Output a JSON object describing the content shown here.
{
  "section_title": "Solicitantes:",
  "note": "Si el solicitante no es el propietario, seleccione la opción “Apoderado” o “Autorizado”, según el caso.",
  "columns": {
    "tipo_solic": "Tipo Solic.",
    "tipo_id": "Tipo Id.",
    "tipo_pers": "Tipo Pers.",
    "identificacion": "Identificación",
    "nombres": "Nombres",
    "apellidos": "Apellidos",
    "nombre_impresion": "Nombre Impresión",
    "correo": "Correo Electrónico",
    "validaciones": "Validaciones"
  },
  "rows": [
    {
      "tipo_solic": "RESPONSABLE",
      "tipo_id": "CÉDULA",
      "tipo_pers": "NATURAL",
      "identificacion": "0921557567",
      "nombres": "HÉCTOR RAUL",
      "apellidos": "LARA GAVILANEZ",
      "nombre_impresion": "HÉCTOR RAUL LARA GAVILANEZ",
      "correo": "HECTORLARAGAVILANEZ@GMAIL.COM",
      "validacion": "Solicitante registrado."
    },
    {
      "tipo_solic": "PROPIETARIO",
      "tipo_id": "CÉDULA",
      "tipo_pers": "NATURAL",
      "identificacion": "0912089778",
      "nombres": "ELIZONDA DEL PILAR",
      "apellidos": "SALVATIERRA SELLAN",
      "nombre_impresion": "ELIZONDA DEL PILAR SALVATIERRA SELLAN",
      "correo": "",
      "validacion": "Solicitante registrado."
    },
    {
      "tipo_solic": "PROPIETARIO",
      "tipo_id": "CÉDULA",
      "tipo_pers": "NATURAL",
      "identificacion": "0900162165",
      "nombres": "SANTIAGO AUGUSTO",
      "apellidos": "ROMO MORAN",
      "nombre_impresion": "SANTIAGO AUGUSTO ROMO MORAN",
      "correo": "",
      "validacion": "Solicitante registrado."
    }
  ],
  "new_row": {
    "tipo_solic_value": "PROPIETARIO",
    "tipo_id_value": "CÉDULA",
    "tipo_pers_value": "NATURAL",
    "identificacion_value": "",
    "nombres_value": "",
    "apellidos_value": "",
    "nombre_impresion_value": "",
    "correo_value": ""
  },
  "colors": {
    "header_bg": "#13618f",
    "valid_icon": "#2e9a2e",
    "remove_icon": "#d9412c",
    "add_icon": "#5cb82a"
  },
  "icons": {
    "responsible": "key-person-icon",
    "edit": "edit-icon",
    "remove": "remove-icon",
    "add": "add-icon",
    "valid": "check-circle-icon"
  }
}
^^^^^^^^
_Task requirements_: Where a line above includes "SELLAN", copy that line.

_Exercise answer_:
      "apellidos": "SALVATIERRA SELLAN",
      "nombre_impresion": "ELIZONDA DEL PILAR SALVATIERRA SELLAN",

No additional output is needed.